FALMOUTH — It’s the time of year when browntail moth caterpillars hatch to feed and start building their winter nests.
In response, a group of area town managers got together to see if a more regional approach to the widespread problem could be more effective.
Towns have been battling the infestation of this pest on their own for the past several years, but the browntail moth continues to spread from coastal areas inland, impacting more and more people every year.
Managers from Falmouth, Freeport, Cumberland, Yarmouth and Brunswick met in late July along with Cumberland County Manager Jim Gailey and representatives from the Greater Portland Council of Governments.

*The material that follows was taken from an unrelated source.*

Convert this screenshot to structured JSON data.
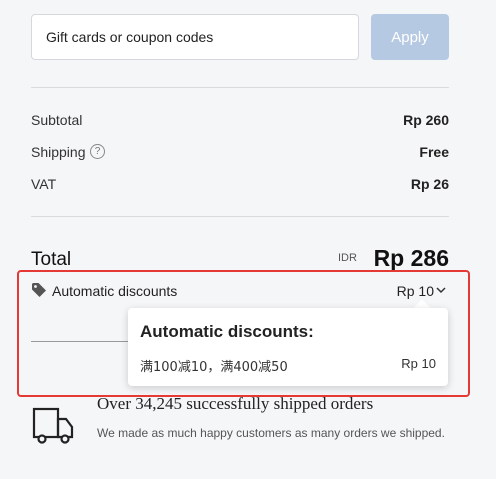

One issue that was discussed was whether to declare the browntail moth a public health nuisance, according to Falmouth Town Manager Nathan Poore. However, all of the discussion was preliminary and no community has yet committed to any common course of action.
A public health declaration would be critical to getting approval for aerial spraying in early spring 2019, Poore said this week. He said the group also discussed funding for a regional effort, particularly research into a fungus that provides a natural way to eliminate the moths.
Browntail moth caterpillars represent a serious threat to human health because their toxic hairs can cause severe breathing problems, as well as painful rashes that can last anywhere from several hours to several weeks, according to the Maine Department of Agriculture, Conservation & Forestry.
The caterpillars are also harmful to the environment because they can cause tree die-off, particularly in areas that have a high browntail moth population. The caterpillars like hardwood trees and shrubs, according to the state.
“Our issue, at this point, (mostly) concerns the impact to people within the infestation area. Many people are suffering, especially from severe skin irritation,” Poore said this week.
In late May, Falmouth sprayed infested trees in the public right of way for the first time. The main areas of focus were Waites Landing Road, Foreside Road and parts of Longwoods and Middle roads. It’s unclear whether that effort was successful.
In addition to municipal efforts to combat browntail moths, Poore said the group of managers also talked about developing “a joint public awareness program to help educate the general public and help them better prepare for 2019.”
One way Falmouth is trying to increase public awareness is by creating a dedicated browntail moth page on the town website.
Poore said a regional effort could be crucial because “consistent education, policy development and advocacy” are all key ways to fight back. In terms of advocacy, Poore said that could include calling on the state for help, particularly for funding and developing further expertise on the problematic moth.
Peter Joseph, the Freeport town manager, said, “all of us are in the cross hairs” of the browntail moth problem, which is why it made sense to at least get together and talk about a regional approach.
There are a number of possibilities on the table, Joseph said, but “at this point I am just gathering information to discuss with the Town Council in the near future.”
However, “one concrete step that came out of the (joint) meeting,” Joseph said, was an agreement to hold joint informational sessions this fall, instead of each community competing to bring in guest speakers and state experts.
“This will hopefully allow us to have fewer, better attended regional presentations, which will hopefully … provide a more informative presentation for area residents.”
Joseph said the dates and locations for those meetings are not set yet, but residents will be informed when the schedule is finalized.
The issue has taken on new urgency because, according to the Yarmouth Community Services website, the “browntail moth has settled in (the area) in record numbers.”
Browntail moths are spreading, leading area towns to discuss whether a regional approach might be more effective in combating the pest. (Portland Press Herald)